This was brought home to me recently on a trip to England visiting family. We spent two days in London with a trip to the Royal Botanical Kew Gardens. Their latest exhibit is the Hive, an art installation where visitors are invited to step inside the extraordinary life of bees. The 56 foot high structure is formed from thousands of pieces of aluminum to form a honeycomb. It contains hundreds of LED lights, connected to vibrational sensors within one of the bee hives at Kew Gardens, that glow and fade in response to bee activity. Small speakers are also linked to hive activity and a uniquely haunting melody reminiscent of the sound of bees, swells or fades accordingly. Sadly, the day we visited the weather was wet and gray, in true British fashion, and only a scattering of the lights were glowing in time with the muted strains of music. As impressive as it was, I can imagine how incredible it would be to visit on a sunny day when the beehive is buzzing with activity, The Hive responding with its light show. Check out the video produced by Kew Gardens showing this brilliantly designed piece of artwork.
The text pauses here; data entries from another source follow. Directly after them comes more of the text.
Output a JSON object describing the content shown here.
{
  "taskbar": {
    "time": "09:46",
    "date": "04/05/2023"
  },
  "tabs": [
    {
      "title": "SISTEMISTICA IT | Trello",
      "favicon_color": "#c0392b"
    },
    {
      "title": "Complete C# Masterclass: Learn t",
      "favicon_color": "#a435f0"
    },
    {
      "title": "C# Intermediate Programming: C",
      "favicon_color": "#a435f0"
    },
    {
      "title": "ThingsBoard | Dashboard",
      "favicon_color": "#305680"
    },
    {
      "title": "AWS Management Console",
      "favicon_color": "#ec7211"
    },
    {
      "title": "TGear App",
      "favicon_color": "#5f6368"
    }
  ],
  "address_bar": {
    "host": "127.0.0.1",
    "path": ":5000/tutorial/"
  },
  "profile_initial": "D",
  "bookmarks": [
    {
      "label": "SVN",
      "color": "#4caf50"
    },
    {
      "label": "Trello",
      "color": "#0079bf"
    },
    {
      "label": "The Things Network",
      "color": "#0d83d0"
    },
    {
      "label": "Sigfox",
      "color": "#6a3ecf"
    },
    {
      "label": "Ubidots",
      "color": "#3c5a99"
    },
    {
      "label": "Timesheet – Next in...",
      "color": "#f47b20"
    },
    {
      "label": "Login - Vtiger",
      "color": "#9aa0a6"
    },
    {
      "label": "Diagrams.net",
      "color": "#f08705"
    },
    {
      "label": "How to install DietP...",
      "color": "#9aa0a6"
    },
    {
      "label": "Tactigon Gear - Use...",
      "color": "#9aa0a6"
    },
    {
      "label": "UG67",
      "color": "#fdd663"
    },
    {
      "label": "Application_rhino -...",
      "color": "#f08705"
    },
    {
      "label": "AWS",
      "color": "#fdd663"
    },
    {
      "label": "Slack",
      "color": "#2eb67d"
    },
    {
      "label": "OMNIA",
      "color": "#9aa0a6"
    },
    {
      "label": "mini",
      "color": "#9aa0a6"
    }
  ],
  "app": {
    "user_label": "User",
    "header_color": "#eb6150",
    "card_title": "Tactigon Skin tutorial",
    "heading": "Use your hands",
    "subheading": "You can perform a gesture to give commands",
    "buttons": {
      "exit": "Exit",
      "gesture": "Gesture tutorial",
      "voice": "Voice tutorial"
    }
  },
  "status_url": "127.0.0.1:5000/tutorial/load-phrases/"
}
The purpose of the structure is to educate the public about bees: their vital role as pollinators in protecting global food security, and the threats they face. More importantly, it also gives us a glimpse into a fascinating world and inspires a sense of wonder for these incredible insects we often take for granted. Curiosity and wonder lead to caring and bees need all the care we can provide. After all their future is our future.
The good news is there are plenty of things governments, communities and individuals can do. In May 2015 President Obama took an important first step in forming an interagency Task Force to create a Strategy to Promote the Health of Honey Bees and Other Pollinators. Increasing the quantity and quality of habitat for pollinators was identified as vital.
All of which got me thinking of the things I could do on a personal level………..
10 Bee Friendly Ideas
- Plant a bee friendly garden, window boxes and flower beds, with a variety of plantings that provide a nectar source throughout the year.
- Buy seeds and plants that aren’t grown using neonicotinoidal pesticides. These chemicals, currently banned in Europe, are still in use in the US and affect the central nervous system of insects, resulting in paralysis and death.
- Lobby local nurseries to stock seeds and plants free from neonicotinoids.
- My personal favorite – weed less since many weeds are important sources of nectar.
- Bees get thirsty and will often drown in bird baths or pools. Provide a bee friendly water source – a shallow water dish filled with small stones or marbles to provide safe perching spot for bees.
- Build an insect hotel, providing shelter for a variety of bees.
- Provide a layer of mulch on the flower beds – not only will this provide nutrients for plants it will also provide additional shelter for hibernating bees.
- Support local organic farmers and buy locally sourced organic produce.
- Buy locally produced honey – not only will this support local beekeepers it also protects against seasonal allergies as we ingest small quantities of local pollen. In addition, commercial honey contains higher quantities of sugar since commercially managed hives are fed supplemental sugar water to boost honey production.
- Support conservation organizations working to protect bees.